How to complete this task | Each line of the listing below must be retyped as given.
════
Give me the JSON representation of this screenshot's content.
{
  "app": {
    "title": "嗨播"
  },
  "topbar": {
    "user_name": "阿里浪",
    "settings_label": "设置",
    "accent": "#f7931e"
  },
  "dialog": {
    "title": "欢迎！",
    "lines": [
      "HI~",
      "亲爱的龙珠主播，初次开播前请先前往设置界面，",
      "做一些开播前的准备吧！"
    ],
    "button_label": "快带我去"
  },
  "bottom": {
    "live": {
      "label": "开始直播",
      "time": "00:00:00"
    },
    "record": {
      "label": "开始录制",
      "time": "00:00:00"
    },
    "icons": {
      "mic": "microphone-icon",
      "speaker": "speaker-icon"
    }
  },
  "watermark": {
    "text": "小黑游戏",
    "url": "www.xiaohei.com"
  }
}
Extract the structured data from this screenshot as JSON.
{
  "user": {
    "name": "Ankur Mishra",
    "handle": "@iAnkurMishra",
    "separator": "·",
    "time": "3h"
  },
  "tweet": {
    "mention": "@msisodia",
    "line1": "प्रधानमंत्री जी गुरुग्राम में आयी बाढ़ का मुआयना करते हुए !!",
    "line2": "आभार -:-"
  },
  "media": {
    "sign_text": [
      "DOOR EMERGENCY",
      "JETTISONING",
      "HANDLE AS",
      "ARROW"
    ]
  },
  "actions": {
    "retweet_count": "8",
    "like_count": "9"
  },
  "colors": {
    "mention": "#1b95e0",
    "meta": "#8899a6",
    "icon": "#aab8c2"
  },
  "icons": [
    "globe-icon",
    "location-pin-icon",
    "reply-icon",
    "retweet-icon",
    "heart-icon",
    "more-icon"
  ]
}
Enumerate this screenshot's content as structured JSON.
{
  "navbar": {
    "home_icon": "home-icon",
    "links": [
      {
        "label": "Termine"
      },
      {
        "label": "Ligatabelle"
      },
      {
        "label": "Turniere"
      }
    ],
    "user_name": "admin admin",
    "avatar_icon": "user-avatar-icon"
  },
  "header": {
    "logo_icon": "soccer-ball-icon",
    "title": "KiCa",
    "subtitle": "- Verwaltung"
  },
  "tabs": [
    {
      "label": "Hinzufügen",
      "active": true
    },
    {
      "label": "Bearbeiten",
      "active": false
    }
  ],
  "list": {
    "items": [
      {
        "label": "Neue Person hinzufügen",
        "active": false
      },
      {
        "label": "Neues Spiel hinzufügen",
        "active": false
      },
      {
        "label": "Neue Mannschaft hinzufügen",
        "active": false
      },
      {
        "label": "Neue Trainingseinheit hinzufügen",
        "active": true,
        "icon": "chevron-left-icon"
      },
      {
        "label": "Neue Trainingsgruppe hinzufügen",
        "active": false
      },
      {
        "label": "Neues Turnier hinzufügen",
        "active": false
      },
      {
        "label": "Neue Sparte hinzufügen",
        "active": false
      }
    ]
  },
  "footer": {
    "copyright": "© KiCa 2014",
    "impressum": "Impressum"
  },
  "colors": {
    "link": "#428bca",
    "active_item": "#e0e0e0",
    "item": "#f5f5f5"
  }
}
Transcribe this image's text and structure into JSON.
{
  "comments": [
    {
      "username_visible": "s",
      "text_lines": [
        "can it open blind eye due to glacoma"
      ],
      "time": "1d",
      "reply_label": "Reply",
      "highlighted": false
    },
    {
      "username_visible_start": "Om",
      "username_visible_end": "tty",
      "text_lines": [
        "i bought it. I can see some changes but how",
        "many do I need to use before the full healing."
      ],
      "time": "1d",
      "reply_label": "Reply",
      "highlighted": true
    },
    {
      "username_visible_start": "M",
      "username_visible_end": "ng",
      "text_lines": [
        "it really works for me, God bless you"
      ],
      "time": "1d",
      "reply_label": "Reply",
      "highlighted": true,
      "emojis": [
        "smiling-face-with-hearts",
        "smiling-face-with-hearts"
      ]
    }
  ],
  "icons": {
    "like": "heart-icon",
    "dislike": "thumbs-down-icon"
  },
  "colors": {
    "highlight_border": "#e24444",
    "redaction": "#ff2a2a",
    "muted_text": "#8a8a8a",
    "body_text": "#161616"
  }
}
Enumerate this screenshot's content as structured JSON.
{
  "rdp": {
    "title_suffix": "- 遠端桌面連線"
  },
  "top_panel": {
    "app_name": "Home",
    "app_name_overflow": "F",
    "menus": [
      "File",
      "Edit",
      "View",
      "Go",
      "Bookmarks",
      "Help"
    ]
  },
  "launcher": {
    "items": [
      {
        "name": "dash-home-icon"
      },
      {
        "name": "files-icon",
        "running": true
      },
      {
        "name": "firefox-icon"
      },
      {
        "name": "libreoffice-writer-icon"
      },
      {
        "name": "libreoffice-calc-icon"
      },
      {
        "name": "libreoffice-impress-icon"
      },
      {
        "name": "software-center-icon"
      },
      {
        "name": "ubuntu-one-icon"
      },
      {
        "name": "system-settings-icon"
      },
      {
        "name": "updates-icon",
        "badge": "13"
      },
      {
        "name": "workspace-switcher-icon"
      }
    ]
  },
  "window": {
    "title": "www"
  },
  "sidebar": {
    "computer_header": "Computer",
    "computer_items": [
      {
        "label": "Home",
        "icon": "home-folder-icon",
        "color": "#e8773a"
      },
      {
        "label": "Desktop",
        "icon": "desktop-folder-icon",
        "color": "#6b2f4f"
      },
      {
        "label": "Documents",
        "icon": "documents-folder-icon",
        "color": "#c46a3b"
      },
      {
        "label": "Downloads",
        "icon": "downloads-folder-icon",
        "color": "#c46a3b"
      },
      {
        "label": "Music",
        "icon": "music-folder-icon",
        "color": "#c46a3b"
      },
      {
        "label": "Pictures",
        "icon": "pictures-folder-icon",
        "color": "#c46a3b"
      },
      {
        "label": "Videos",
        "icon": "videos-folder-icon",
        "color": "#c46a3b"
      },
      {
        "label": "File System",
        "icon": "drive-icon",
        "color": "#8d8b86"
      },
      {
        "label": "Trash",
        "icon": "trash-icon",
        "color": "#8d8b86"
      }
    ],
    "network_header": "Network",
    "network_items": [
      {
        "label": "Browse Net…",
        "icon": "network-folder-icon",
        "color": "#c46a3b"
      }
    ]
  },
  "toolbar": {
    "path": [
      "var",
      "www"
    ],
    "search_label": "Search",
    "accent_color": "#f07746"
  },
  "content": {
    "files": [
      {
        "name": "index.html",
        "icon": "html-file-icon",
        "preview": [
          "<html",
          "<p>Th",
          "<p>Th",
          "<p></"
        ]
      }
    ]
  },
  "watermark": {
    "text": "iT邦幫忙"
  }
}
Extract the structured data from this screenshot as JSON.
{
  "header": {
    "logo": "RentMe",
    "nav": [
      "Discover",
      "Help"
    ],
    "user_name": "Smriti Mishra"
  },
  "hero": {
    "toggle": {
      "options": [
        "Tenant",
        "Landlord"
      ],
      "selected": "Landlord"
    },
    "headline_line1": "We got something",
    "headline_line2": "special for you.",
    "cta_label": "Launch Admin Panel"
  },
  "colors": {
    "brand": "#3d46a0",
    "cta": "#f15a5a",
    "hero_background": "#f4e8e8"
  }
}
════
Answer box |
Give me the JSON representation of this screenshot's content.
{
  "app": {
    "title": "嗨播"
  },
  "topbar": {
    "user_name": "阿里浪",
    "settings_label": "设置",
    "accent": "#f7931e"
  },
  "dialog": {
    "title": "欢迎！",
    "lines": [
      "HI~",
      "亲爱的龙珠主播，初次开播前请先前往设置界面，",
      "做一些开播前的准备吧！"
    ],
    "button_label": "快带我去"
  },
  "bottom": {
    "live": {
      "label": "开始直播",
      "time": "00:00:00"
    },
    "record": {
      "label": "开始录制",
      "time": "00:00:00"
    },
    "icons": {
      "mic": "microphone-icon",
      "speaker": "speaker-icon"
    }
  },
  "watermark": {
    "text": "小黑游戏",
    "url": "www.xiaohei.com"
  }
}
Extract the structured data from this screenshot as JSON.
{
  "user": {
    "name": "Ankur Mishra",
    "handle": "@iAnkurMishra",
    "separator": "·",
    "time": "3h"
  },
  "tweet": {
    "mention": "@msisodia",
    "line1": "प्रधानमंत्री जी गुरुग्राम में आयी बाढ़ का मुआयना करते हुए !!",
    "line2": "आभार -:-"
  },
  "media": {
    "sign_text": [
      "DOOR EMERGENCY",
      "JETTISONING",
      "HANDLE AS",
      "ARROW"
    ]
  },
  "actions": {
    "retweet_count": "8",
    "like_count": "9"
  },
  "colors": {
    "mention": "#1b95e0",
    "meta": "#8899a6",
    "icon": "#aab8c2"
  },
  "icons": [
    "globe-icon",
    "location-pin-icon",
    "reply-icon",
    "retweet-icon",
    "heart-icon",
    "more-icon"
  ]
}
Enumerate this screenshot's content as structured JSON.
{
  "navbar": {
    "home_icon": "home-icon",
    "links": [
      {
        "label": "Termine"
      },
      {
        "label": "Ligatabelle"
      },
      {
        "label": "Turniere"
      }
    ],
    "user_name": "admin admin",
    "avatar_icon": "user-avatar-icon"
  },
  "header": {
    "logo_icon": "soccer-ball-icon",
    "title": "KiCa",
    "subtitle": "- Verwaltung"
  },
  "tabs": [
    {
      "label": "Hinzufügen",
      "active": true
    },
    {
      "label": "Bearbeiten",
      "active": false
    }
  ],
  "list": {
    "items": [
      {
        "label": "Neue Person hinzufügen",
        "active": false
      },
      {
        "label": "Neues Spiel hinzufügen",
        "active": false
      },
      {
        "label": "Neue Mannschaft hinzufügen",
        "active": false
      },
      {
        "label": "Neue Trainingseinheit hinzufügen",
        "active": true,
        "icon": "chevron-left-icon"
      },
      {
        "label": "Neue Trainingsgruppe hinzufügen",
        "active": false
      },
      {
        "label": "Neues Turnier hinzufügen",
        "active": false
      },
      {
        "label": "Neue Sparte hinzufügen",
        "active": false
      }
    ]
  },
  "footer": {
    "copyright": "© KiCa 2014",
    "impressum": "Impressum"
  },
  "colors": {
    "link": "#428bca",
    "active_item": "#e0e0e0",
    "item": "#f5f5f5"
  }
}
Transcribe this image's text and structure into JSON.
{
  "comments": [
    {
      "username_visible": "s",
      "text_lines": [
        "can it open blind eye due to glacoma"
      ],
      "time": "1d",
      "reply_label": "Reply",
      "highlighted": false
    },
    {
      "username_visible_start": "Om",
      "username_visible_end": "tty",
      "text_lines": [
        "i bought it. I can see some changes but how",
        "many do I need to use before the full healing."
      ],
      "time": "1d",
      "reply_label": "Reply",
      "highlighted": true
    },
    {
      "username_visible_start": "M",
      "username_visible_end": "ng",
      "text_lines": [
        "it really works for me, God bless you"
      ],
      "time": "1d",
      "reply_label": "Reply",
      "highlighted": true,
      "emojis": [
        "smiling-face-with-hearts",
        "smiling-face-with-hearts"
      ]
    }
  ],
  "icons": {
    "like": "heart-icon",
    "dislike": "thumbs-down-icon"
  },
  "colors": {
    "highlight_border": "#e24444",
    "redaction": "#ff2a2a",
    "muted_text": "#8a8a8a",
    "body_text": "#161616"
  }
}
Enumerate this screenshot's content as structured JSON.
{
  "rdp": {
    "title_suffix": "- 遠端桌面連線"
  },
  "top_panel": {
    "app_name": "Home",
    "app_name_overflow": "F",
    "menus": [
      "File",
      "Edit",
      "View",
      "Go",
      "Bookmarks",
      "Help"
    ]
  },
  "launcher": {
    "items": [
      {
        "name": "dash-home-icon"
      },
      {
        "name": "files-icon",
        "running": true
      },
      {
        "name": "firefox-icon"
      },
      {
        "name": "libreoffice-writer-icon"
      },
      {
        "name": "libreoffice-calc-icon"
      },
      {
        "name": "libreoffice-impress-icon"
      },
      {
        "name": "software-center-icon"
      },
      {
        "name": "ubuntu-one-icon"
      },
      {
        "name": "system-settings-icon"
      },
      {
        "name": "updates-icon",
        "badge": "13"
      },
      {
        "name": "workspace-switcher-icon"
      }
    ]
  },
  "window": {
    "title": "www"
  },
  "sidebar": {
    "computer_header": "Computer",
    "computer_items": [
      {
        "label": "Home",
        "icon": "home-folder-icon",
        "color": "#e8773a"
      },
      {
        "label": "Desktop",
        "icon": "desktop-folder-icon",
        "color": "#6b2f4f"
      },
      {
        "label": "Documents",
        "icon": "documents-folder-icon",
        "color": "#c46a3b"
      },
      {
        "label": "Downloads",
        "icon": "downloads-folder-icon",
        "color": "#c46a3b"
      },
      {
        "label": "Music",
        "icon": "music-folder-icon",
        "color": "#c46a3b"
      },
      {
        "label": "Pictures",
        "icon": "pictures-folder-icon",
        "color": "#c46a3b"
      },
      {
        "label": "Videos",
        "icon": "videos-folder-icon",
        "color": "#c46a3b"
      },
      {
        "label": "File System",
        "icon": "drive-icon",
        "color": "#8d8b86"
      },
      {
        "label": "Trash",
        "icon": "trash-icon",
        "color": "#8d8b86"
      }
    ],
    "network_header": "Network",
    "network_items": [
      {
        "label": "Browse Net…",
        "icon": "network-folder-icon",
        "color": "#c46a3b"
      }
    ]
  },
  "toolbar": {
    "path": [
      "var",
      "www"
    ],
    "search_label": "Search",
    "accent_color": "#f07746"
  },
  "content": {
    "files": [
      {
        "name": "index.html",
        "icon": "html-file-icon",
        "preview": [
          "<html",
          "<p>Th",
          "<p>Th",
          "<p></"
        ]
      }
    ]
  },
  "watermark": {
    "text": "iT邦幫忙"
  }
}
Extract the structured data from this screenshot as JSON.
{
  "header": {
    "logo": "RentMe",
    "nav": [
      "Discover",
      "Help"
    ],
    "user_name": "Smriti Mishra"
  },
  "hero": {
    "toggle": {
      "options": [
        "Tenant",
        "Landlord"
      ],
      "selected": "Landlord"
    },
    "headline_line1": "We got something",
    "headline_line2": "special for you.",
    "cta_label": "Launch Admin Panel"
  },
  "colors": {
    "brand": "#3d46a0",
    "cta": "#f15a5a",
    "hero_background": "#f4e8e8"
  }
}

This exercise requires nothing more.